There is a sense of ruggedness & suspense when we arrive at Ukum Longhouse jetty that night at Batang Ai. I prepared myself for what is supposed to be a ‘real’ traditional longhouse. We were made to wait at the jetty, made off floating logs held together with long wooden poles at the edge of the water. A sudden movement on the jetty sends a tilt on the entire floating ‘pontoon’. When we finally got the good to approach the longhouse, I began to wonder if any of us in the group (except for the guide) is as jittery as I am.
So…what’s the story behind this longhouse? Well, it is old. For years the village’s generator was broken and they went to the village nearby to borrow a set for us visitors. The wooden flooring we were walking on creaked as we made our way to the central gathering area where an old oil lamp shed its flickering lights, surrounded by curious eyes that followed us. It got brighter when the ‘generator on loan’ arrived.
The people of Ukom longhouse wanted to abandon this long house. They felt that their longhouse no longer is an attraction to visitors (tourist) and that they needed to ‘upgrade’ their longhouse to make it more attractive. They felt that some proper (modern) TVs, factory milled floor boards and perhaps a fresh coat of paint on the wooden walls would make the difference. How remote is this Iban village? Well, as we were cruising on the long boats towards the village, my GPS was showing us traveling on dry land. It’s almost uncharted territory.
Well, the first order of the day was or course food, booze and entertainment. And yes, we got a lot of that alright. The women and men got busy with the food that we brought. Rice boiling on the wood fire, pork meat grilling on the pit outside the longhouse and bottles of Langkau starts making its way around the crowd.
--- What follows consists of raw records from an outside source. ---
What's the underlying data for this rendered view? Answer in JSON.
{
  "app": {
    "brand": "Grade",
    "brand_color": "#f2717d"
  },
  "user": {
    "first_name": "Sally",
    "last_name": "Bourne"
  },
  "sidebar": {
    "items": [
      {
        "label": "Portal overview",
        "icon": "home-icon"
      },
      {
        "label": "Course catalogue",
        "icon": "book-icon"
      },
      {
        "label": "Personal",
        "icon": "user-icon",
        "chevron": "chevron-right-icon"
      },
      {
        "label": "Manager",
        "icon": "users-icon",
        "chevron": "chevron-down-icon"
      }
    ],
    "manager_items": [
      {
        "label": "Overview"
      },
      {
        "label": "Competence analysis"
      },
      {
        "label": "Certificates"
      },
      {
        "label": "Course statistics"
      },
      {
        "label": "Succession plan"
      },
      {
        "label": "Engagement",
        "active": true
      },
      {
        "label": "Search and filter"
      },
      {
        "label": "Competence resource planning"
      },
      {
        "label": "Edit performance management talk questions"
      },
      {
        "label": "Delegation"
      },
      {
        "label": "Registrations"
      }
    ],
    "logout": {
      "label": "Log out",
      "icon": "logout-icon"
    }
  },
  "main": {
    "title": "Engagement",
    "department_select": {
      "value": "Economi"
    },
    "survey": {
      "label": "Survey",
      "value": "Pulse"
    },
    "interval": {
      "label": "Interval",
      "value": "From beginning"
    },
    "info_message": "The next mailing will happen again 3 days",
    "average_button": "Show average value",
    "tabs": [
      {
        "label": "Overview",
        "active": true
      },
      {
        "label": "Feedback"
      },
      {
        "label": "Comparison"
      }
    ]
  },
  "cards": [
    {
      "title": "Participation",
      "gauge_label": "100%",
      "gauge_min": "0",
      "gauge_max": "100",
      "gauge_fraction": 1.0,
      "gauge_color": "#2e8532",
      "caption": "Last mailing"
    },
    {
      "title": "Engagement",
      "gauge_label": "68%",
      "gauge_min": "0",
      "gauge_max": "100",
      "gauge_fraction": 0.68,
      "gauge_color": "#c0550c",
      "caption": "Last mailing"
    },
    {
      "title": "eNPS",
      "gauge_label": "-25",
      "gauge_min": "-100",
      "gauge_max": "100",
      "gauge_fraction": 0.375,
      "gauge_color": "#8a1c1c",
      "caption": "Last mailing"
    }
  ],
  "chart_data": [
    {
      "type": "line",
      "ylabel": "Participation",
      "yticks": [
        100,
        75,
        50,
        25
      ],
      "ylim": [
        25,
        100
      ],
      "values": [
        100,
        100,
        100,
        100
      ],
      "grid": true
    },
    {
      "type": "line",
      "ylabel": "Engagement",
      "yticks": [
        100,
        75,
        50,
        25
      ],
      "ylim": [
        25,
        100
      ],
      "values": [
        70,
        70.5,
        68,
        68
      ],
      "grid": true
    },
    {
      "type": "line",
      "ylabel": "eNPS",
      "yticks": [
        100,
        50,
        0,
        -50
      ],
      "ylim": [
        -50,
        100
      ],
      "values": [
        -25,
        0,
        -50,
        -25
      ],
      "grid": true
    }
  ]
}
Dinner came and went quick. Everyone was obviously hungry and the atmosphere was filled with cheers and laughter. With dinner out of the way, we were ushered to the main gathering area, were a performance was about to begin. Though our group was small (only 4 of us outsiders), the villagers insisted on having a small ceremony to celebrate our visit to their village. And while the traditional music played and dancers in traditional costumes parades themselves, more local whiskey made its way around the crowd, fueling the atmosphere with chatter of guffaws and cheers of half drunken men and women alike.